START TASK INPUTS

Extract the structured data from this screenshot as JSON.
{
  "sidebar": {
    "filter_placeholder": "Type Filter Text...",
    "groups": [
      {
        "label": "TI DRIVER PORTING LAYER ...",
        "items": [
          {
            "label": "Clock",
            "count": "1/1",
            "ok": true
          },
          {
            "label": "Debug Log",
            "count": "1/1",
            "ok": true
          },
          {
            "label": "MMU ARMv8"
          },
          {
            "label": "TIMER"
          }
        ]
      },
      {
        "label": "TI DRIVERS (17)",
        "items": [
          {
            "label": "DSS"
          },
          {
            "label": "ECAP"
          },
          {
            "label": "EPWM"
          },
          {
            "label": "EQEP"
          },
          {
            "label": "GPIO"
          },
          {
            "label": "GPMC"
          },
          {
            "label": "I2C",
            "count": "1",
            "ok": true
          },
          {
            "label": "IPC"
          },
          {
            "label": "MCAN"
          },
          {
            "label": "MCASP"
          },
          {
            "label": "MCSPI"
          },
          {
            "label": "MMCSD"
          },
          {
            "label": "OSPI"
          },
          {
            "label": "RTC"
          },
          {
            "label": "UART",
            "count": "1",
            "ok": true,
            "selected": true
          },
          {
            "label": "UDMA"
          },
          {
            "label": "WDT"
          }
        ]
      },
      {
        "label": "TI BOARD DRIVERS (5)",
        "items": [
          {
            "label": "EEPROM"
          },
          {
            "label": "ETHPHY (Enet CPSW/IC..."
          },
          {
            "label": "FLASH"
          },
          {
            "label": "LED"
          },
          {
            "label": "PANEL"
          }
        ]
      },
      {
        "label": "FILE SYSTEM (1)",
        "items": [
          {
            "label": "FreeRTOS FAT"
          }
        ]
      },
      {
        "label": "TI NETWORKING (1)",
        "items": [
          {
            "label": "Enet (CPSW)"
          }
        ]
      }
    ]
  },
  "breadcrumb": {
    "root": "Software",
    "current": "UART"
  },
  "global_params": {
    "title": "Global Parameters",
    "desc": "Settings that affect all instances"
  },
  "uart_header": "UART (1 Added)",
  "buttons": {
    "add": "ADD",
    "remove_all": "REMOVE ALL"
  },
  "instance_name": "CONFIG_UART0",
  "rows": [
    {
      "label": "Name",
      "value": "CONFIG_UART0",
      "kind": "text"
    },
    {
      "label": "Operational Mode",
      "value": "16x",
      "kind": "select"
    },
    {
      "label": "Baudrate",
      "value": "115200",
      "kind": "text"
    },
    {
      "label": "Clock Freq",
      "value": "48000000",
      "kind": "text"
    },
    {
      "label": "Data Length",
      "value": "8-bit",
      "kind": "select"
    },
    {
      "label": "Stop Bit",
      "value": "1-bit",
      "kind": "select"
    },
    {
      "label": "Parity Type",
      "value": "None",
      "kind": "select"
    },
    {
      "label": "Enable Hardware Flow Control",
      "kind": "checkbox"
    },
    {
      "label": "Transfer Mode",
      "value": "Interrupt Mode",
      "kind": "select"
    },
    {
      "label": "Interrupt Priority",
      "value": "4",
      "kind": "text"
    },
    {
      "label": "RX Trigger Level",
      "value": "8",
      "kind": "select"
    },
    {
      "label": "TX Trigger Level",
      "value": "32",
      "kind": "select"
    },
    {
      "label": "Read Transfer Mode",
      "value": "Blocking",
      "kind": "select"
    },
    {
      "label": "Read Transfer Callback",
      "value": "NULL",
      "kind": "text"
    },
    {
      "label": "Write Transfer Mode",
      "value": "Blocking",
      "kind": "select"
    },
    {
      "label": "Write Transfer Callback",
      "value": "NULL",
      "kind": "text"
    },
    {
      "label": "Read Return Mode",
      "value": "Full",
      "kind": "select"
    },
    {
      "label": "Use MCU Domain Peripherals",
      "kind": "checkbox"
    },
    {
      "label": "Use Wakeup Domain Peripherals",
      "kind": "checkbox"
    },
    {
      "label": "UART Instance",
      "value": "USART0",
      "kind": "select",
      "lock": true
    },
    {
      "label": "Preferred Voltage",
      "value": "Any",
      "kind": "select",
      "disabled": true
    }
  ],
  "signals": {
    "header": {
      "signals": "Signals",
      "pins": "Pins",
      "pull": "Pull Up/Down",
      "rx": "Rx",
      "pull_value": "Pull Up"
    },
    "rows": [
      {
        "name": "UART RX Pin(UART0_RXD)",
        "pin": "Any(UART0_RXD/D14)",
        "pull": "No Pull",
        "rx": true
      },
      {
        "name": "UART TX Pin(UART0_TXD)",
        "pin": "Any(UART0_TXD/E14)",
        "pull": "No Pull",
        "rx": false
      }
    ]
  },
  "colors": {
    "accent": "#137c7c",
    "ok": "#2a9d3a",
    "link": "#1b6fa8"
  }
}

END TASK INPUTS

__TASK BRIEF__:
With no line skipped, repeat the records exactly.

__RESULT OF THE TASK__:
Extract the structured data from this screenshot as JSON.
{
  "sidebar": {
    "filter_placeholder": "Type Filter Text...",
    "groups": [
      {
        "label": "TI DRIVER PORTING LAYER ...",
        "items": [
          {
            "label": "Clock",
            "count": "1/1",
            "ok": true
          },
          {
            "label": "Debug Log",
            "count": "1/1",
            "ok": true
          },
          {
            "label": "MMU ARMv8"
          },
          {
            "label": "TIMER"
          }
        ]
      },
      {
        "label": "TI DRIVERS (17)",
        "items": [
          {
            "label": "DSS"
          },
          {
            "label": "ECAP"
          },
          {
            "label": "EPWM"
          },
          {
            "label": "EQEP"
          },
          {
            "label": "GPIO"
          },
          {
            "label": "GPMC"
          },
          {
            "label": "I2C",
            "count": "1",
            "ok": true
          },
          {
            "label": "IPC"
          },
          {
            "label": "MCAN"
          },
          {
            "label": "MCASP"
          },
          {
            "label": "MCSPI"
          },
          {
            "label": "MMCSD"
          },
          {
            "label": "OSPI"
          },
          {
            "label": "RTC"
          },
          {
            "label": "UART",
            "count": "1",
            "ok": true,
            "selected": true
          },
          {
            "label": "UDMA"
          },
          {
            "label": "WDT"
          }
        ]
      },
      {
        "label": "TI BOARD DRIVERS (5)",
        "items": [
          {
            "label": "EEPROM"
          },
          {
            "label": "ETHPHY (Enet CPSW/IC..."
          },
          {
            "label": "FLASH"
          },
          {
            "label": "LED"
          },
          {
            "label": "PANEL"
          }
        ]
      },
      {
        "label": "FILE SYSTEM (1)",
        "items": [
          {
            "label": "FreeRTOS FAT"
          }
        ]
      },
      {
        "label": "TI NETWORKING (1)",
        "items": [
          {
            "label": "Enet (CPSW)"
          }
        ]
      }
    ]
  },
  "breadcrumb": {
    "root": "Software",
    "current": "UART"
  },
  "global_params": {
    "title": "Global Parameters",
    "desc": "Settings that affect all instances"
  },
  "uart_header": "UART (1 Added)",
  "buttons": {
    "add": "ADD",
    "remove_all": "REMOVE ALL"
  },
  "instance_name": "CONFIG_UART0",
  "rows": [
    {
      "label": "Name",
      "value": "CONFIG_UART0",
      "kind": "text"
    },
    {
      "label": "Operational Mode",
      "value": "16x",
      "kind": "select"
    },
    {
      "label": "Baudrate",
      "value": "115200",
      "kind": "text"
    },
    {
      "label": "Clock Freq",
      "value": "48000000",
      "kind": "text"
    },
    {
      "label": "Data Length",
      "value": "8-bit",
      "kind": "select"
    },
    {
      "label": "Stop Bit",
      "value": "1-bit",
      "kind": "select"
    },
    {
      "label": "Parity Type",
      "value": "None",
      "kind": "select"
    },
    {
      "label": "Enable Hardware Flow Control",
      "kind": "checkbox"
    },
    {
      "label": "Transfer Mode",
      "value": "Interrupt Mode",
      "kind": "select"
    },
    {
      "label": "Interrupt Priority",
      "value": "4",
      "kind": "text"
    },
    {
      "label": "RX Trigger Level",
      "value": "8",
      "kind": "select"
    },
    {
      "label": "TX Trigger Level",
      "value": "32",
      "kind": "select"
    },
    {
      "label": "Read Transfer Mode",
      "value": "Blocking",
      "kind": "select"
    },
    {
      "label": "Read Transfer Callback",
      "value": "NULL",
      "kind": "text"
    },
    {
      "label": "Write Transfer Mode",
      "value": "Blocking",
      "kind": "select"
    },
    {
      "label": "Write Transfer Callback",
      "value": "NULL",
      "kind": "text"
    },
    {
      "label": "Read Return Mode",
      "value": "Full",
      "kind": "select"
    },
    {
      "label": "Use MCU Domain Peripherals",
      "kind": "checkbox"
    },
    {
      "label": "Use Wakeup Domain Peripherals",
      "kind": "checkbox"
    },
    {
      "label": "UART Instance",
      "value": "USART0",
      "kind": "select",
      "lock": true
    },
    {
      "label": "Preferred Voltage",
      "value": "Any",
      "kind": "select",
      "disabled": true
    }
  ],
  "signals": {
    "header": {
      "signals": "Signals",
      "pins": "Pins",
      "pull": "Pull Up/Down",
      "rx": "Rx",
      "pull_value": "Pull Up"
    },
    "rows": [
      {
        "name": "UART RX Pin(UART0_RXD)",
        "pin": "Any(UART0_RXD/D14)",
        "pull": "No Pull",
        "rx": true
      },
      {
        "name": "UART TX Pin(UART0_TXD)",
        "pin": "Any(UART0_TXD/E14)",
        "pull": "No Pull",
        "rx": false
      }
    ]
  },
  "colors": {
    "accent": "#137c7c",
    "ok": "#2a9d3a",
    "link": "#1b6fa8"
  }
}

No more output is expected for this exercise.